“The consequences of Ebola are vast,” said Abdoulaye Mar Dieye, the Director of UNDP’s Regional Bureau for Africa. “Stigma, risk aversion and shutting down of borders have caused considerable amounts of damage, affecting economies and communities in a large number of countries across the sub-region”.
According to the United Nations Development Group (UNDG), West Africa as a whole may lose an average of at least US$3.6 billion per year between 2014 and 2017, due to a decrease in trade, closing of borders, flight cancellations and reduced Foreign Direct Investment and tourism activity, fuelled by stigma.
This has also had an important impact on human development.
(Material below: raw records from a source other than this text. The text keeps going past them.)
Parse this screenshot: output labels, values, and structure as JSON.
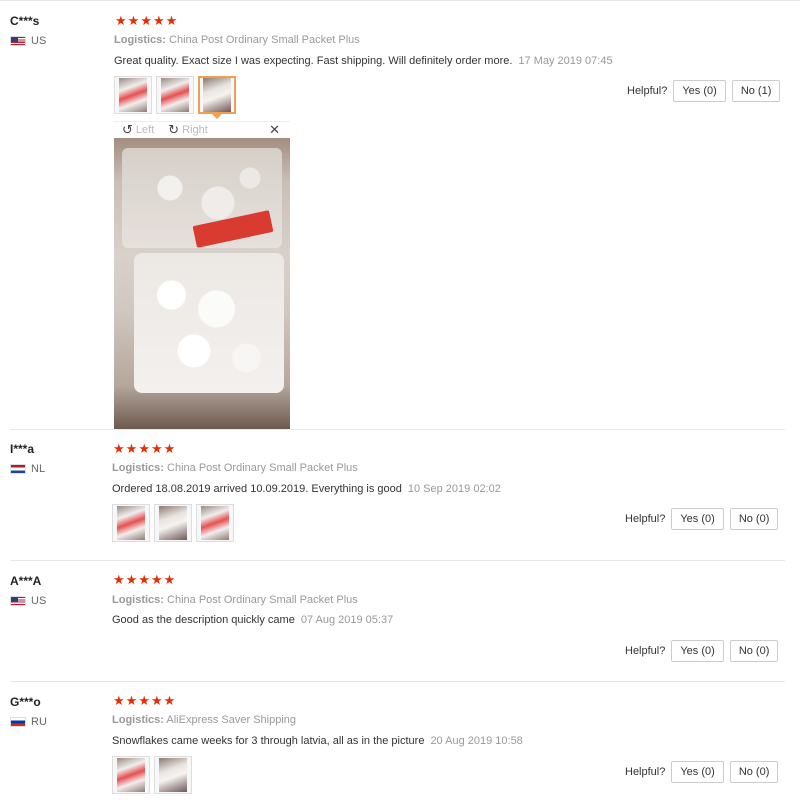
{
  "icons": {
    "star": "★",
    "rotate_left": "↺",
    "rotate_right": "↻",
    "close": "✕"
  },
  "viewer": {
    "left_label": "Left",
    "right_label": "Right"
  },
  "reviews": [
    {
      "user": "C***s",
      "country": "US",
      "logistics_label": "Logistics:",
      "logistics_value": "China Post Ordinary Small Packet Plus",
      "comment": "Great quality. Exact size I was expecting. Fast shipping. Will definitely order more.",
      "date": "17 May 2019 07:45",
      "helpful_label": "Helpful?",
      "yes_label": "Yes (0)",
      "no_label": "No (1)"
    },
    {
      "user": "I***a",
      "country": "NL",
      "logistics_label": "Logistics:",
      "logistics_value": "China Post Ordinary Small Packet Plus",
      "comment": "Ordered 18.08.2019 arrived 10.09.2019. Everything is good",
      "date": "10 Sep 2019 02:02",
      "helpful_label": "Helpful?",
      "yes_label": "Yes (0)",
      "no_label": "No (0)"
    },
    {
      "user": "A***A",
      "country": "US",
      "logistics_label": "Logistics:",
      "logistics_value": "China Post Ordinary Small Packet Plus",
      "comment": "Good as the description quickly came",
      "date": "07 Aug 2019 05:37",
      "helpful_label": "Helpful?",
      "yes_label": "Yes (0)",
      "no_label": "No (0)"
    },
    {
      "user": "G***o",
      "country": "RU",
      "logistics_label": "Logistics:",
      "logistics_value": "AliExpress Saver Shipping",
      "comment": "Snowflakes came weeks for 3 through latvia, all as in the picture",
      "date": "20 Aug 2019 10:58",
      "helpful_label": "Helpful?",
      "yes_label": "Yes (0)",
      "no_label": "No (0)"
    }
  ]
}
The region’s per capita income
is expected to fall by US$18.00 per year between 2015 and 2017. In Côte d’Ivoire, the poverty rate has risen by at least 0.5 percentage points because of Ebola, while in Senegal, the proportion of people living below the national poverty line could increase by up to 1.8 percent in 2014. In addition, food insecurity in countries such as Mali, and Guinea-Bissau is expected to increase.
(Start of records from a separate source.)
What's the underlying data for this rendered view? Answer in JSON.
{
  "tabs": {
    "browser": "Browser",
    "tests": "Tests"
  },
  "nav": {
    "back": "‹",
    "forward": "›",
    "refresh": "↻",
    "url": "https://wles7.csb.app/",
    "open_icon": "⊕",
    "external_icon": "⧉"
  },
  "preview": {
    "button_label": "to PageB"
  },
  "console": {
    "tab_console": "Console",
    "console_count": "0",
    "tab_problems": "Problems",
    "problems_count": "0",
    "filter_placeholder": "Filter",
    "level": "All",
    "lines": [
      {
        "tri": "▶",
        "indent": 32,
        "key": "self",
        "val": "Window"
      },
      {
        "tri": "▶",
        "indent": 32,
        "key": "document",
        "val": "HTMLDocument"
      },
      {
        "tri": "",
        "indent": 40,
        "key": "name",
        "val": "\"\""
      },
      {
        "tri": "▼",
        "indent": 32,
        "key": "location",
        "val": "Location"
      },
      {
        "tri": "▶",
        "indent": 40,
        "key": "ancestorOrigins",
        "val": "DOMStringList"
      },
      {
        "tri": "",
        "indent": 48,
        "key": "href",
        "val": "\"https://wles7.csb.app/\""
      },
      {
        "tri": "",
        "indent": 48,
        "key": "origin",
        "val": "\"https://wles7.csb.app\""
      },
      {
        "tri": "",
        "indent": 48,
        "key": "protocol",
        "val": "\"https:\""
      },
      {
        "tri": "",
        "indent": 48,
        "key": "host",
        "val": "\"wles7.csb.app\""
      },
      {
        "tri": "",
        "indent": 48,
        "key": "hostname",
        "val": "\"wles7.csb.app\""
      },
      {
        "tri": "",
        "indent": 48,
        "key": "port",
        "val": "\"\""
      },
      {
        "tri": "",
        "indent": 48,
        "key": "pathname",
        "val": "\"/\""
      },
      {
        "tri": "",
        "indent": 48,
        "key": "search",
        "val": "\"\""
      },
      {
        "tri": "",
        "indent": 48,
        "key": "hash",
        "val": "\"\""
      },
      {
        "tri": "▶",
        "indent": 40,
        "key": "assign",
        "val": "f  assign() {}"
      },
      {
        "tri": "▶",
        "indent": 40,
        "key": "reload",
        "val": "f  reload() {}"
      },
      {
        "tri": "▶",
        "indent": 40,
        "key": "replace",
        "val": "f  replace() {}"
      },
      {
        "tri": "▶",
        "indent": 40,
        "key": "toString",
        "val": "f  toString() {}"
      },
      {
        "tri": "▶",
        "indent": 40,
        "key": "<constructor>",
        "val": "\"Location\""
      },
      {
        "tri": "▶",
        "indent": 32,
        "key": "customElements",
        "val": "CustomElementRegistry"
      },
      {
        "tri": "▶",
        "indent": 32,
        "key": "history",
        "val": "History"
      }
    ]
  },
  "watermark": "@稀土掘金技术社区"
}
Citing the African Union’s efforts to send doctors from Nigeria and Ethiopia, coordinated efforts by the Mano River Union and ECOWAS’s Regional Solidarity Fund, the report calls for the increased involvement of West African governments and regional institutions to stop the epidemic and help the affected countries to recover.
In addition, the report says, preventing future outbreaks must involve a combination of regional and national interventions that include strengthening health sectors across the region, the immediate creation of a regional Centre for Disease Control and Prevention, coordinated border control and establishment of early warning and disaster management systems.
Such prevention efforts can draw on the experiences of countries such as Nigeria and Senegal, whose decentralized health systems played a key role in slowing down and eradicating transmission of the disease.
The document also calls for an integrated recovery package, which includes re-opening borders, creating effective social safety nets for affected and vulnerable populations. Improved regional and international cooperation will also be required to ensure recovery efforts gain momentum in the three most-affected countries.